[Data excerpts]
>>>
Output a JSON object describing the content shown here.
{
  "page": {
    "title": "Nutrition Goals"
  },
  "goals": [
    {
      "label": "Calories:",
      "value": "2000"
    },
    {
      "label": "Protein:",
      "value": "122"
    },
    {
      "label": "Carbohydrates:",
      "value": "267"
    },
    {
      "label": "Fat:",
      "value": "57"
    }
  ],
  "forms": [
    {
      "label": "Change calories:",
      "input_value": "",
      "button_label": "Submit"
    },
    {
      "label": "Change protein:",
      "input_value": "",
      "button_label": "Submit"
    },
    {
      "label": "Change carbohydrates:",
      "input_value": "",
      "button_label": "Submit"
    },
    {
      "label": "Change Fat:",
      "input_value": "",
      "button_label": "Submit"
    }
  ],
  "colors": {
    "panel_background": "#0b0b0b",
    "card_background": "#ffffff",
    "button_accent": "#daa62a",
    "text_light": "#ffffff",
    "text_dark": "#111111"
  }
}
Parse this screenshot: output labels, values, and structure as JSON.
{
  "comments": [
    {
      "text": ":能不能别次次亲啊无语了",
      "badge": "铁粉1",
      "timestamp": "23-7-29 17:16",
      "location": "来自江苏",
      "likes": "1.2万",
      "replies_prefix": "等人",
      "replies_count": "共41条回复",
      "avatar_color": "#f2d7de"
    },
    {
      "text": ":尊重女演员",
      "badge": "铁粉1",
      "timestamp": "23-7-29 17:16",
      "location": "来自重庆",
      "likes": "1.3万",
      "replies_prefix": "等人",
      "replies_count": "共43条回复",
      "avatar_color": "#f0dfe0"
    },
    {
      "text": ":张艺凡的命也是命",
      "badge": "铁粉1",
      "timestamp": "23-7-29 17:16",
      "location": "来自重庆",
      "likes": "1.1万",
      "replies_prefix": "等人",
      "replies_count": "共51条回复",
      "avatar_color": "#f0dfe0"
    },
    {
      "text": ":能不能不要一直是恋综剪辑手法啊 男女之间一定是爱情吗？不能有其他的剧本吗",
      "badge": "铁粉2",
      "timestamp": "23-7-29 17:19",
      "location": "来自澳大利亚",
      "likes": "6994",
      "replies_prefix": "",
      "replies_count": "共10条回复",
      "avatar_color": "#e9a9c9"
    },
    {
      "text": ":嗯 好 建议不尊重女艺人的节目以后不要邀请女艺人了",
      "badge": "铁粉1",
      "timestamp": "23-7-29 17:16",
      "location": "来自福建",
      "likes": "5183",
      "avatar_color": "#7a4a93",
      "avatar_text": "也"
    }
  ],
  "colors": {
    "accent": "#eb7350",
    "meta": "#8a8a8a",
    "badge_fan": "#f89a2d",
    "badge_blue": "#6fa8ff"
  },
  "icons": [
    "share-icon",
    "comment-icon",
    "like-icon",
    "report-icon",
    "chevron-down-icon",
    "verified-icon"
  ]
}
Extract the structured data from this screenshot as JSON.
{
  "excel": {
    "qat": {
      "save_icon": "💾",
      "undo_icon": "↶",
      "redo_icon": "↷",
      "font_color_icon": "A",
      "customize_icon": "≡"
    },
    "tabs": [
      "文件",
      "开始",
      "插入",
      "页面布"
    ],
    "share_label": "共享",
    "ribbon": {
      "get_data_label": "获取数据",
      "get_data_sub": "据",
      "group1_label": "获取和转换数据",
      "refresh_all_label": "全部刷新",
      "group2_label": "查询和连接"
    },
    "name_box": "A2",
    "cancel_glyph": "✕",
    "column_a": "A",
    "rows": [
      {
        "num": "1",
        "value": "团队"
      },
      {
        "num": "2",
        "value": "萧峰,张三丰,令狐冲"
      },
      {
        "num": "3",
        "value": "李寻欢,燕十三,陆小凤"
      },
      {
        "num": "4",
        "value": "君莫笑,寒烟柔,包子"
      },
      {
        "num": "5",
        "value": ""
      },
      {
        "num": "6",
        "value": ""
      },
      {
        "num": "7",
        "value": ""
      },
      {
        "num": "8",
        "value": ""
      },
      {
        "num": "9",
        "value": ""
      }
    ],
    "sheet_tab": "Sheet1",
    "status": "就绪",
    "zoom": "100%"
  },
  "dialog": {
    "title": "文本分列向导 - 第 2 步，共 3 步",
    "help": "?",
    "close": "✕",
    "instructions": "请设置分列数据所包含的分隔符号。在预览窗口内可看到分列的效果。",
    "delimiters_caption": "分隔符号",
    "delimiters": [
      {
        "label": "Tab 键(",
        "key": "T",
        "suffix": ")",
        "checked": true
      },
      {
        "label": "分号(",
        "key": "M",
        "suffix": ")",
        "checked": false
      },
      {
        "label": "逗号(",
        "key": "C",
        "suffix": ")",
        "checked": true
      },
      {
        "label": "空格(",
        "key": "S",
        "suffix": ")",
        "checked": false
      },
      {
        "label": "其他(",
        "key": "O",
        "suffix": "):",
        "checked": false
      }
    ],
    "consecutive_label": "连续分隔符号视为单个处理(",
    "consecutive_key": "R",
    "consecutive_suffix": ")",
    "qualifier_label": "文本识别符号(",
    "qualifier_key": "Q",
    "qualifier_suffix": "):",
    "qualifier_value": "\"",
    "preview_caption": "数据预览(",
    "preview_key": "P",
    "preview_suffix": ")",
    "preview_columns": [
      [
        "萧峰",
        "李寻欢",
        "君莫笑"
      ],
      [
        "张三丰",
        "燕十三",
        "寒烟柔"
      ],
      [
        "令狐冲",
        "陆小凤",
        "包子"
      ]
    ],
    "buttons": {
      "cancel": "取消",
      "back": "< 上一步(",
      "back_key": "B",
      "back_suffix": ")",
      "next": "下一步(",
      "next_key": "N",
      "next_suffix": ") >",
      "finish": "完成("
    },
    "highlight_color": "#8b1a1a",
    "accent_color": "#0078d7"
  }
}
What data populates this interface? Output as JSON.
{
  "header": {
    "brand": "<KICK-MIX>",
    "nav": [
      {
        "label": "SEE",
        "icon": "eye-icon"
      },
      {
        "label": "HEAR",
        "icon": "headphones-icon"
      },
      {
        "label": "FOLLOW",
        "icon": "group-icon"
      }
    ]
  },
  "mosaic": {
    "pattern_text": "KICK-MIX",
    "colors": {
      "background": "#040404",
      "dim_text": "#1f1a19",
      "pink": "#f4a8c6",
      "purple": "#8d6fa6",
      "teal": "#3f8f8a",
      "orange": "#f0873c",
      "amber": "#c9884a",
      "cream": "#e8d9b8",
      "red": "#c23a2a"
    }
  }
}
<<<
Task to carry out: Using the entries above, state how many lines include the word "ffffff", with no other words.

Response below: 2